Although the central nervous system has traditionally been defined as ‘immune-privileged’, research over the last decades has taught us that there is considerable interaction between the peripheral immune system and the brain in both health and disease. Similarly, we have come to appreciate that CNS-resident immune cells, particularly microglia, are not only involved in protecting the brain from pathogens and clearing debris, but play multiple critical roles in development, homeostasis and degeneration of the CNS.
Inflammation-driven neurodegeneration in MS i>
Here, we aim to identify which infiltrated peripheral immune cell subsets drive neurodegeneration in progressive MS and to elucidate the mechanisms involved. We are particularly interested in the role of meningeal immune cells and how they might affect cortical microglia and neurons. Hopefully, this will allow us to identify novel therapeutic targets to stop neurodegeneration in progressive MS, which at present cannot be treated.
Neuron-microglia crosstalk in health and disease
Recent literature suggests that direct, physical interaction between microglia and neurons is essential in maintaining neuronal function during brain homeostasis, and can be both neuroprotective and neurodegenerative under neuroinflammatory & neurodegenerative conditions. We aim to study cause and consequence of this physical interaction in health and disease by using newly developed photoactivatable ligands. These photochemical tools allow us to control the activation of individual microglia in vitro and in vivo and to subsequently assess the interaction between microglia and neurons.
- van Olst L, Rodriguez-Mogeda C, Picon C, Kiljan S, James RE, Kamermans A, van der Pol SMA, Knoop L, Michailidou I, Drost E, Franssen M, Schenk GJ, Geurts JJG, Amor S, Mazarakis ND, van Horssen J, de Vries HE, Reynolds R, Witte ME. Meningeal inflammation in multiple sclerosis induces phenotypic changes in cortical microglia that differentially associate with neurodegeneration. Acta Neuropathologica 2021 Jun;141(6):881-899.
- Rodríguez-Lorenzo S, Konings J, Van der Pol S, Kamermans A, Amor S, Van Horssen J, Witte ME*, Kooij G*, De Vries HE*. Inflammation of the choroid plexus in progressive multiple sclerosis: accumulation of granulocytes and T cells. Acta Neuropathologica Communications 2020 Feb 26;8(1):24. * authors contributed equally
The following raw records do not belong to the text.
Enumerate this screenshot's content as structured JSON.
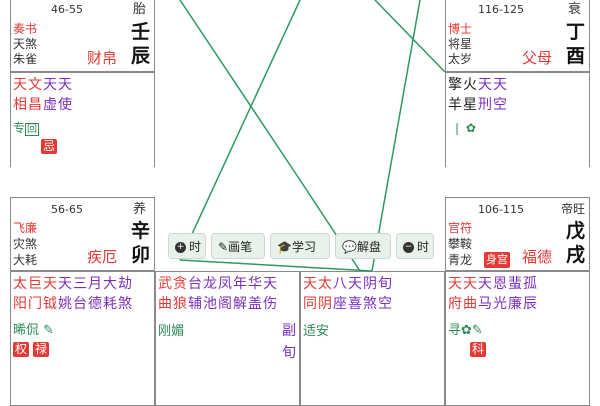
{
  "colors": {
    "red": "#e53935",
    "green": "#2e8b57",
    "purple": "#7b2fbe",
    "line": "#2e9a5e"
  },
  "c1": {
    "age": "46-55",
    "state": "胎",
    "left": [
      "奏书",
      "天煞",
      "朱雀"
    ],
    "gong": "财帛",
    "gan": "壬",
    "zhi": "辰"
  },
  "c2": {
    "age": "116-125",
    "state": "衰",
    "left": [
      "博士",
      "将星",
      "太岁"
    ],
    "gong": "父母",
    "gan": "丁",
    "zhi": "酉"
  },
  "c3": {
    "row1": "天文天天",
    "row2": "相昌虚使",
    "tag": "专",
    "tagbox": "回",
    "badge": "忌"
  },
  "c4": {
    "row1": "擎火天天",
    "row2": "羊星刑空",
    "icons": "❘ ✿"
  },
  "c5": {
    "age": "56-65",
    "state": "养",
    "left": [
      "飞廉",
      "灾煞",
      "大耗"
    ],
    "gong": "疾厄",
    "gan": "辛",
    "zhi": "卯"
  },
  "c6": {
    "age": "106-115",
    "state": "帝旺",
    "left": [
      "官符",
      "攀鞍",
      "青龙"
    ],
    "badge": "身宫",
    "gong": "福德",
    "gan": "戊",
    "zhi": "戌"
  },
  "toolbar": {
    "b1": "时",
    "b2": "画笔",
    "b3": "学习",
    "b4": "解盘",
    "b5": "时"
  },
  "b1": {
    "a1": "太",
    "a2": "巨",
    "a3": "天",
    "b1": "阳",
    "b2": "门",
    "b3": "钺",
    "rest_top": "天三月大劫",
    "rest_bot": "姚台德耗煞",
    "sub": "晞侃",
    "badges": [
      "权",
      "禄"
    ]
  },
  "b2": {
    "row1": "武贪台龙凤年华天",
    "row2": "曲狼辅池阁解盖伤",
    "row3": "刚媚",
    "extra": [
      "副",
      "旬"
    ]
  },
  "b3": {
    "row1": "天太八天阴旬",
    "row2": "同阴座喜煞空",
    "row3": "适安"
  },
  "b4": {
    "row1": "天天天恩蜚孤",
    "row2": "府曲马光廉辰",
    "sub": "寻",
    "badge": "科"
  }
}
- Witte ME, Schumacher AM, Mahler CF, Bewersdorf JP, Lehmitz J, Scheiter A, Sánchez P, Williams PR, Griesbeck O, Naumann R, Misgeld T, Kerschensteiner M. Calcium influx through plasma-membrane nanoruptures drives axon degeneration in a model of multiple sclerosis. Neuron 2019 Feb 20;101(4):615-624.
- Witte ME, Mahad D, Lassmann H, Van Horssen J. Mitochondrial dysfunction contributes to neurodegeneration in Multiple Sclerosis. Trends in Molecular Medicine 2014 20(3):179-87.
- Witte ME, Nijland P, Reijerkerk A, Drexhage JA, Gerritsen WH, Vent I, Van Het Hof B, De Vries HE, Van Der Valk P, Van Horssen J. Reduced expression of PGC-1α partly underlies mitochondrial changes and correlates with neuronal loss in multiple sclerosis cortex. Acta Neuropathologica 2013 125(2):231-43.
Carla Rodriguez-Mogeda, MSc
My research focuses on understanding meningeal inflammation in progressive multiple sclerosis. I am specifically interested in the role of B cells, in how they get to the meninges and how they might interact, directly or indirectly, with other immune cells such as microglia. To do this, I use different single-cell techniques for proteomics and transcriptomics, and confocal and multispectral microscopy.
Tom Halperin, MSc
My research focuses on the role of B cell subsets in the pathogenesis of MS. I am especially interested in the involvement of the enigmatic innate-like B1 cell subset in the disease. Supported by the NWO 'mosaic' grant, I collaborate with the MCBI department to unravel the frequency, distribution, and function of B1 cells in MS and normal-aging brains. To this end, I investigate postmortem brains, blood, and CSF from MS and other neurodegenerative and neuro-inflammatory diseases.